Overall, the app layout could be clearer. The home screen viewed in portrait mode (held vertically) displays the set temperature in big power-blue numerals with up/down carats for adjustment, the current temperature in small grey numerals, then the Cool/Eco/Fan mode settings and the Low/Med/High fan speeds.
Tap the three dots in the upper right-hand corner of the Aros home screen to find an Activities list, Schedule settings, the smart settings and varying Help resources. (Weirdly, the Aros's smart functions are listed under "Aros" instead of being simply labeled "Smart." Weird because, after all, everything here is "Aros.")
As noted, Aros's primary benefit is the ability to turn it on or off with your chosen temperature, mode, and fan-speed settings from wherever you are, or set a timing schedule.
Inside the app under "Aros" are three "smart" settings, each of which can be turned on or disabled: Smart Scheduling, Smart Budget, and Smart Away.
Smart Scheduling allows the app to track your regular comings and goings and your corresponding Aros adjustments over a period of time. The unit will then begin to automatically turn the AC on or off as it assumes you would. (Since I work at home and don't have a regular schedule, I was unable to test the intelligence of Smart Scheduling.)
Aros also can figure out what you pay for power, according to your Zip Code. Smart Budget lets you set a monthly AC budget based on this power cost estimate, and suggests adjustments to help you stay within that budget. When you turn your mobile device from portrait to landscape (horizontal) mode, the app switches from its main settings view to a budget view. You can now see how much your AC is costing you on a day-to-day basis, as well as your average daily costs, your average monthly costs, and the national average monthly costs. If you go over budget, you'll get a push notification.
Smart Away presents two options: away and arrive. When you get beyond or within 50 meters (around 150 feet) from Aros, it will either turn on or off according to your specified settings.
For me, Smart Away worked most of the time, and sometimes from even farther away, including two New York City blocks. One overarching problem I had with checking to see if Smart Away worked was being able to tell whether my Aros was on or off to begin with.

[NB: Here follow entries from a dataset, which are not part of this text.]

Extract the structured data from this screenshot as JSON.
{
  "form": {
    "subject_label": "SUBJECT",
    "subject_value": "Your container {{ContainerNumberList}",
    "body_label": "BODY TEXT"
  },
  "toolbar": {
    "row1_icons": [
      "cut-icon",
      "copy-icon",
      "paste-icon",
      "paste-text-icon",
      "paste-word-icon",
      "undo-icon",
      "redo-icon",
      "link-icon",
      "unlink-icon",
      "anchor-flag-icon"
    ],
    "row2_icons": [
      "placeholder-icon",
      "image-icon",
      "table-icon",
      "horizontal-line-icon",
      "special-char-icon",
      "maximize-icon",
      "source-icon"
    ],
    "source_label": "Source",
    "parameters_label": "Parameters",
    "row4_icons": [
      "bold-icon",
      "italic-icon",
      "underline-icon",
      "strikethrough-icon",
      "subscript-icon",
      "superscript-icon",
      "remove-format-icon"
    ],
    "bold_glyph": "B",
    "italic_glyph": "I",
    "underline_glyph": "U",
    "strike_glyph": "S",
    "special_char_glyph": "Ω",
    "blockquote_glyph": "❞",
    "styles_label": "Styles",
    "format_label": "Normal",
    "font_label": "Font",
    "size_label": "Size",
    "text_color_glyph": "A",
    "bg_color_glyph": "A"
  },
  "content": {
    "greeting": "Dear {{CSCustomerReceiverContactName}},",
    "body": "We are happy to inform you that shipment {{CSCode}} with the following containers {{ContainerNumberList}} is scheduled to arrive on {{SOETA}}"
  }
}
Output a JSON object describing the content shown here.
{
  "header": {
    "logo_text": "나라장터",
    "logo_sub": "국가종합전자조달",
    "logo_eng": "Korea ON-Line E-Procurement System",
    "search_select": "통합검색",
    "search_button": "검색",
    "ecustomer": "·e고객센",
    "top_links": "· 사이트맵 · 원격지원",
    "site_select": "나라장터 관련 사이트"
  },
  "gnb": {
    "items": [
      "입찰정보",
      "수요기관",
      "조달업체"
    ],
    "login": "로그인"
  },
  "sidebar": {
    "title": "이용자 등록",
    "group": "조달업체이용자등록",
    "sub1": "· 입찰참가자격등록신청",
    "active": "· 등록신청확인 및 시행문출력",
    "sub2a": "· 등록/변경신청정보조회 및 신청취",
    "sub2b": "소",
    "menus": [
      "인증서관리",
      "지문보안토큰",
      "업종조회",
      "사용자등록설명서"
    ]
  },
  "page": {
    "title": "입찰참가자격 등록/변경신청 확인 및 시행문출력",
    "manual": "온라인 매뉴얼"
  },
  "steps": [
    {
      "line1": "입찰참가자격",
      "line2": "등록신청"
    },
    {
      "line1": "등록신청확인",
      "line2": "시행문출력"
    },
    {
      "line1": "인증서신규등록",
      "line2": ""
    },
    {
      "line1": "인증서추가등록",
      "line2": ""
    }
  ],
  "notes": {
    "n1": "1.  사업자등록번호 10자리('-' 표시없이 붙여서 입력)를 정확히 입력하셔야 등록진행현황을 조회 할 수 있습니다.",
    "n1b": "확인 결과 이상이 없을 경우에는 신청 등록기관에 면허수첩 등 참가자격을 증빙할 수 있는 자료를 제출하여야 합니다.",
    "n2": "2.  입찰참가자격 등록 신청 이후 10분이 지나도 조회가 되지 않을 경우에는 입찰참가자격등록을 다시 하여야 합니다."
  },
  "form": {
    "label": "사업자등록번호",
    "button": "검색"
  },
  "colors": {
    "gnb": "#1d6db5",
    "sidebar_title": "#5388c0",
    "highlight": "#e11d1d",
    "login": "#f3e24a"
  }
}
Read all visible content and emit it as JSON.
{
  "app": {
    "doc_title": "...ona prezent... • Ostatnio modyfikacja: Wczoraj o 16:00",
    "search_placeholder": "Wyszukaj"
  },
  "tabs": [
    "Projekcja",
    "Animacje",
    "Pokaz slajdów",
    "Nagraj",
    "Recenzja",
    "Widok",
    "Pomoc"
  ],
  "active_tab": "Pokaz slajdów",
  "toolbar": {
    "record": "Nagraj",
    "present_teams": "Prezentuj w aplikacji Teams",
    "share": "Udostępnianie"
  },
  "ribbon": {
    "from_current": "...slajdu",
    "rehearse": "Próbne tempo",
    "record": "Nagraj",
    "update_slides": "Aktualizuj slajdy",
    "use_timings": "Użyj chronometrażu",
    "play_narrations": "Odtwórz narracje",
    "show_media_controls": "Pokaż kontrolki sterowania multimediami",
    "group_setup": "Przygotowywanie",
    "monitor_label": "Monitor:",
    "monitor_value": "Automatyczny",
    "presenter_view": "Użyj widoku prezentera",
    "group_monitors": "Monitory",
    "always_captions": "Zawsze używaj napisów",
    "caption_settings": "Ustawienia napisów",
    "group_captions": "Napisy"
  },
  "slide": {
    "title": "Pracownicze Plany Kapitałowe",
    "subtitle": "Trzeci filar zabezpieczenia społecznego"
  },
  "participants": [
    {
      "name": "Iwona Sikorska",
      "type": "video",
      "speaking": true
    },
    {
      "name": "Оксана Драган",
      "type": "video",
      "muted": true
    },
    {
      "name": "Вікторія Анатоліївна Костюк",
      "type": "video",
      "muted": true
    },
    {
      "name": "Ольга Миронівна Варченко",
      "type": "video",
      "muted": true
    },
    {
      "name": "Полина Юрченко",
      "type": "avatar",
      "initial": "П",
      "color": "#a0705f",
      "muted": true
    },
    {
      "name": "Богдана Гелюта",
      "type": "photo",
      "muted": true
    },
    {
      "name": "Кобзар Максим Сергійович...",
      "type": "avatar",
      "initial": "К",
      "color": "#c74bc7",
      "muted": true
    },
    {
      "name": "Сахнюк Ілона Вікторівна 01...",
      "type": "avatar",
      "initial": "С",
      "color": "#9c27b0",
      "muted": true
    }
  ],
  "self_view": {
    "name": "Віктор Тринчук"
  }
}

Theoretically, when the unit is off, the settings on the app's Home Screen are greyed out. When Aros is on, the settings match the powder-blue LEDs on the unit itself. But the app didn't always reflect Aros's actual condition. I'd open the app to turn the unit on, but would find the indicators were powder-blue, indicating that it was already on when it really wasn't. I found that closing the app then rebooting it was the only way to accurately tell if my Aros was truly on or off.
Fortunately, Aros software engineers are constantly tweaking the app to improve it.

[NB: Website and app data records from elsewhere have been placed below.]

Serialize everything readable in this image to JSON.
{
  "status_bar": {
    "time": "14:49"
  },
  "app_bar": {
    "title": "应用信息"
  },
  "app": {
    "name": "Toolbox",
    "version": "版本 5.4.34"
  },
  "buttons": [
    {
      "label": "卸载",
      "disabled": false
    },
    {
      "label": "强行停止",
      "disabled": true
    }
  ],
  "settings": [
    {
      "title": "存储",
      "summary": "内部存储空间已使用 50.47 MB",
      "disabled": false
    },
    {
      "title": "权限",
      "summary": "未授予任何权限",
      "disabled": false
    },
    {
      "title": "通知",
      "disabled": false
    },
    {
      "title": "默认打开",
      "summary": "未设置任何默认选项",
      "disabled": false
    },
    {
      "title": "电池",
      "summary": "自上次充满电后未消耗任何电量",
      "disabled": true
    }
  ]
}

What Aros really needs is a simple, “stupid” IR remote, just like the one almost every other AC unit available has, so you don't have to reach for your smartphone each time you just want to turn Aros on or lower the fan speed or temperature.
The Aros people told me they have heard this same no-remote complaint from a number of its early customers, and have indicated they might add one to future models.
As far as Aros's intelligence is concerned, what's really missing, in my humble opinion, is a built-in indoor thermometer that operates when the unit is off. An inside thermometer could be the smartest smart trigger – Smart Ambience, perhaps? With it, Aros could be set to automatically go on at specific pre-determined settings if the room temp rises above a set temperature and/or humidity level.
Aros is a tiny bit pricier than most other 8,000 BTU window AC units, but its unique smarts are definitely worth the premium — even considering the raise in intelligence these smarts still need. Since Aros seems slightly louder than some of its less-intelligent 8,000 BTU competition, it should only be considered if your room doesn't contain a TV and/or is on the larger side of the 300-350 square foot room size. Figure out how many BTUs you need in our guide to buying an air conditioner.